Anyway, in my regular weekend scouring of record stores yesterday, found myself suddenly taking some interests at these stacks of quite unfamiliar albums by new indie artists. Went immediately into my obsessive-compulsive mentat mode in deciding which one to buy. Read the black sticker in front of each album that had nuggets of information about the artists and the songs. And in just a few seconds, my thoughts were transfixed on this album that the sticker described as dealing with isolation and the struggle of the individual to fit in. Themes that struck a chord or two. Went to a nearby internet shop to check out the artist’s blog.
Some minutes later, had a copy of How to Swim and Live, which is supposed to be Little Name’s debut album. Contrary to my gut notion, the album was not the work of a band. Little Name is probably as much as to Lee Barker of Liverpool as The Martian is to this blog’s author. And the angst is not that obvious the first time you listen to the songs. The melodies are unabashedly pop with some jazzy guitar, synth, and trumpet sequences mixed in. Result: tunes that are like 60s tracks by Burt Bacharach, sucked into a wormhole and ejected to an early period.

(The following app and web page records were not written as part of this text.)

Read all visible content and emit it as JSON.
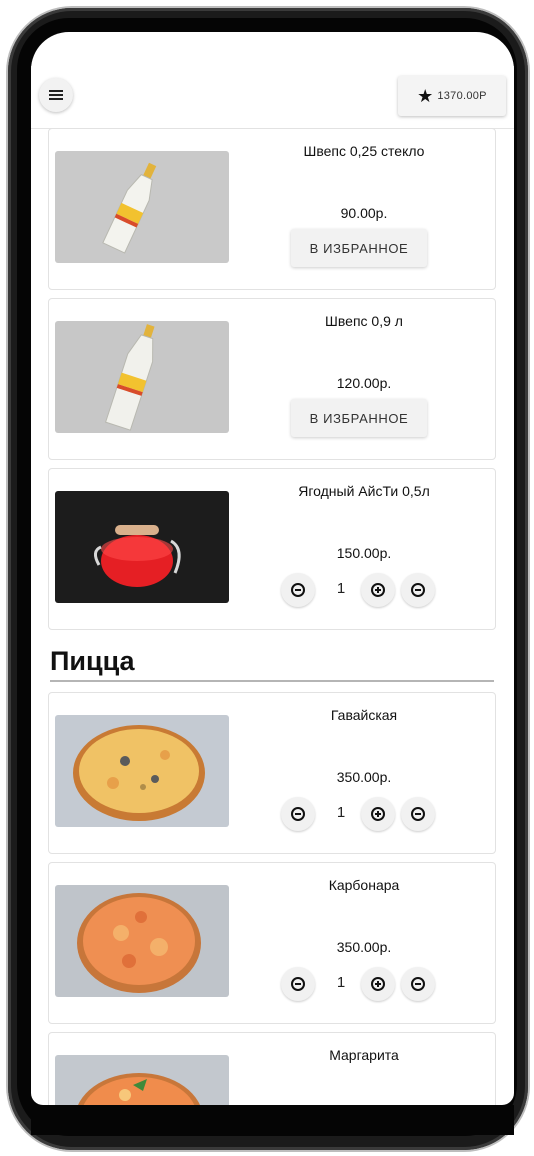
{
  "header": {
    "menu_icon": "hamburger-menu-icon",
    "favorites_icon": "star-icon",
    "favorites_total": "1370.00Р"
  },
  "products_top": [
    {
      "name": "Швепс 0,25 стекло",
      "price": "90.00р.",
      "action": "В ИЗБРАННОЕ"
    },
    {
      "name": "Швепс 0,9 л",
      "price": "120.00р.",
      "action": "В ИЗБРАННОЕ"
    },
    {
      "name": "Ягодный АйсТи 0,5л",
      "price": "150.00р.",
      "quantity": "1"
    }
  ],
  "pizza_section": {
    "title": "Пицца",
    "items": [
      {
        "name": "Гавайская",
        "price": "350.00р.",
        "quantity": "1"
      },
      {
        "name": "Карбонара",
        "price": "350.00р.",
        "quantity": "1"
      },
      {
        "name": "Маргарита"
      }
    ]
  },
  "stepper_icons": {
    "decrement": "minus-circle-icon",
    "increment": "plus-circle-icon",
    "remove": "remove-circle-icon"
  },
  "colors": {
    "background": "#ffffff",
    "frame": "#1b1b1b",
    "button_bg": "#f2f2f2",
    "text": "#111111"
  }
}
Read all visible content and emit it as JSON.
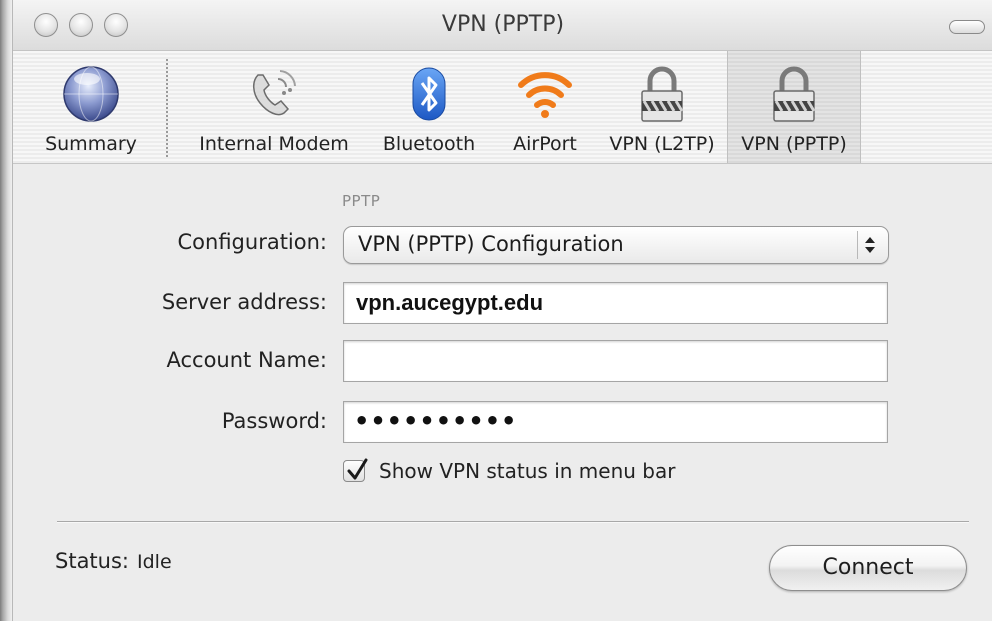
{
  "window": {
    "title": "VPN (PPTP)"
  },
  "toolbar": {
    "items": [
      {
        "label": "Summary",
        "icon": "globe-icon"
      },
      {
        "label": "Internal Modem",
        "icon": "phone-modem-icon"
      },
      {
        "label": "Bluetooth",
        "icon": "bluetooth-icon"
      },
      {
        "label": "AirPort",
        "icon": "wifi-icon"
      },
      {
        "label": "VPN (L2TP)",
        "icon": "lock-icon"
      },
      {
        "label": "VPN (PPTP)",
        "icon": "lock-icon",
        "selected": true
      }
    ]
  },
  "form": {
    "section_label": "PPTP",
    "configuration": {
      "label": "Configuration:",
      "value": "VPN (PPTP) Configuration"
    },
    "server_address": {
      "label": "Server address:",
      "value": "vpn.aucegypt.edu"
    },
    "account_name": {
      "label": "Account Name:",
      "value": ""
    },
    "password": {
      "label": "Password:",
      "value": "••••••••••"
    },
    "show_status": {
      "label": "Show VPN status in menu bar",
      "checked": true
    }
  },
  "footer": {
    "status_label": "Status:",
    "status_value": "Idle",
    "connect_label": "Connect"
  },
  "colors": {
    "airport_orange": "#f07b1a",
    "bluetooth_blue": "#2a6fd6"
  }
}
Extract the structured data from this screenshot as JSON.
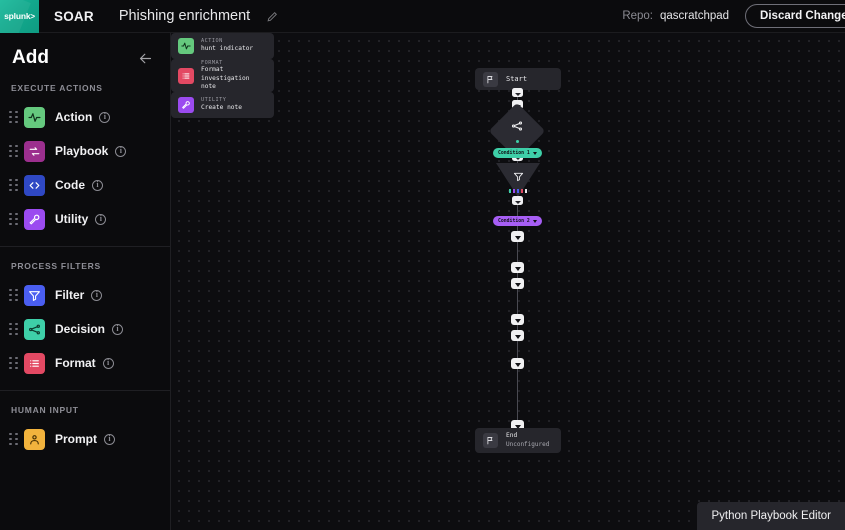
{
  "header": {
    "logo_text": "splunk",
    "logo_caret": ">",
    "app_name": "SOAR",
    "playbook_title": "Phishing enrichment",
    "edit_icon": "pencil-icon",
    "repo_label": "Repo:",
    "repo_value": "qascratchpad",
    "discard_label": "Discard Changes"
  },
  "sidebar": {
    "title": "Add",
    "back_icon": "arrow-left-icon",
    "sections": [
      {
        "category": "EXECUTE ACTIONS",
        "items": [
          {
            "label": "Action",
            "icon": "pulse-icon",
            "color": "#65c97e"
          },
          {
            "label": "Playbook",
            "icon": "loop-icon",
            "color": "#9c2f8e"
          },
          {
            "label": "Code",
            "icon": "code-icon",
            "color": "#2f48c4"
          },
          {
            "label": "Utility",
            "icon": "wrench-icon",
            "color": "#9b4bf0"
          }
        ]
      },
      {
        "category": "PROCESS FILTERS",
        "items": [
          {
            "label": "Filter",
            "icon": "funnel-icon",
            "color": "#4a5ef0"
          },
          {
            "label": "Decision",
            "icon": "branch-icon",
            "color": "#3ecfa8"
          },
          {
            "label": "Format",
            "icon": "list-icon",
            "color": "#e34963"
          }
        ]
      },
      {
        "category": "HUMAN INPUT",
        "items": [
          {
            "label": "Prompt",
            "icon": "person-icon",
            "color": "#f2b33d"
          }
        ]
      }
    ],
    "info_glyph": "i"
  },
  "canvas": {
    "start_node": {
      "label": "Start",
      "icon": "flag-icon"
    },
    "end_node": {
      "label": "End",
      "sublabel": "Unconfigured",
      "icon": "flag-icon"
    },
    "decision_node": {
      "icon": "branch-icon",
      "dot_color": "#3ecfa8"
    },
    "filter_node": {
      "icon": "funnel-icon",
      "dot_colors": [
        "#3ecfa8",
        "#9b4bf0",
        "#4a5ef0",
        "#e34963",
        "#e8e8ec"
      ]
    },
    "condition_1": {
      "label": "Condition 1",
      "color": "#3ecfa8"
    },
    "condition_2": {
      "label": "Condition 2",
      "color": "#a75ef5"
    },
    "steps": [
      {
        "kind": "ACTION",
        "name": "hunt indicator",
        "icon": "pulse-icon",
        "color": "#65c97e"
      },
      {
        "kind": "FORMAT",
        "name": "Format investigation note",
        "icon": "list-icon",
        "color": "#e34963"
      },
      {
        "kind": "UTILITY",
        "name": "Create note",
        "icon": "wrench-icon",
        "color": "#9b4bf0"
      }
    ]
  },
  "footer": {
    "python_editor_label": "Python Playbook Editor"
  }
}
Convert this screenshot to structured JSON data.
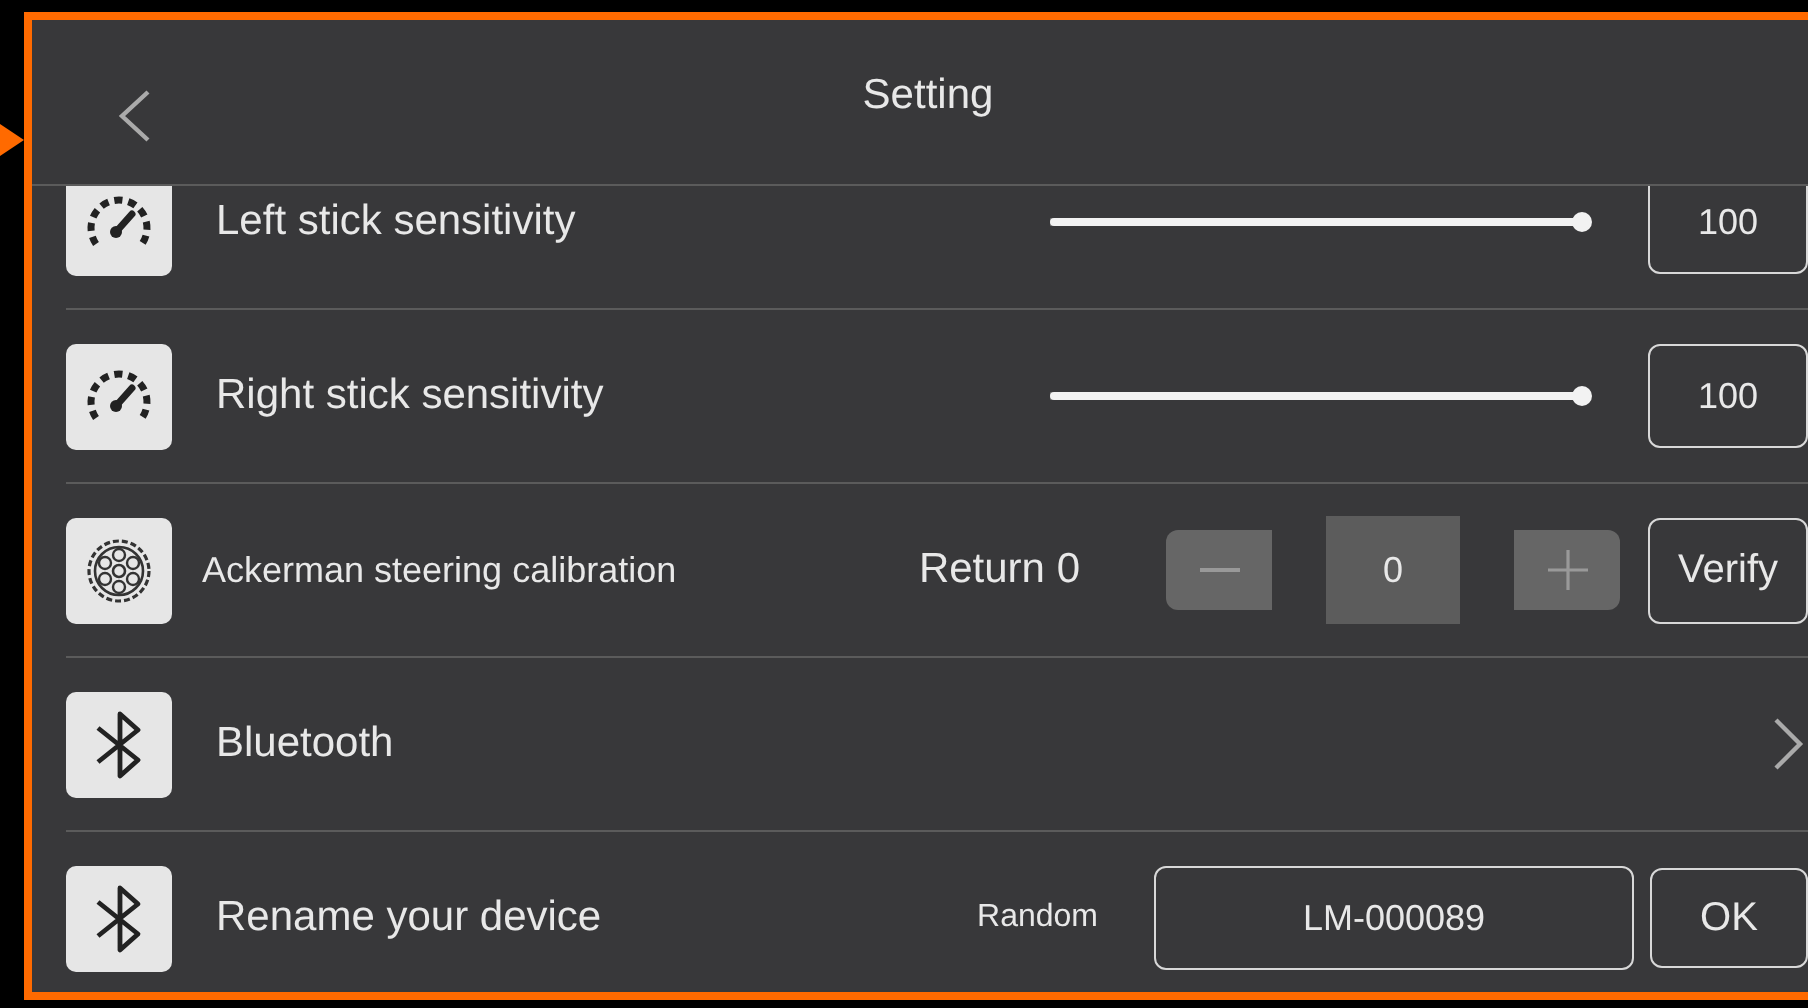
{
  "header": {
    "title": "Setting"
  },
  "rows": [
    {
      "kind": "slider",
      "label": "Left stick sensitivity",
      "level": 1,
      "value": "100"
    },
    {
      "kind": "slider",
      "label": "Right stick sensitivity",
      "level": 1,
      "value": "100"
    },
    {
      "kind": "stepper",
      "label": "Ackerman steering calibration",
      "action": "Return 0",
      "value": "0",
      "button": "Verify"
    },
    {
      "kind": "link",
      "label": "Bluetooth"
    },
    {
      "kind": "rename",
      "label": "Rename your device",
      "action": "Random",
      "value": "LM-000089",
      "button": "OK"
    }
  ]
}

As with any work that tries to pack in some substance, the real secret though is in the lyrics. It gives a crisp description of alienation. It has that distinctive sarcastic color. Sometimes, it's depressing. Which all contrast sharply with the cute tunes one hears from the album. My favorite lines are from track 8, Nobody Loves You:
I always thought that it would be much easier,
To get away with murder,
Than to get through you.
I thought someday, we'd put our
And run away to Ambleside,
Raise chickens by the lake.
Nobody loves you,
And it's easy to see why,
Nobody wants you baby,
And it's all because of lies,
And your tissue thin disguise,
That hides who you really are.
Just a few playback and found myself already singing the chorus line. Talk about stickiness factor. Lee Barker’s easy-going rhythm makes everything quite chewable though, as if you can stay forever above the murk. Which is enough to make How to Swim and Live one of those remarkable first efforts. And Little Name an artist to watch in the coming years.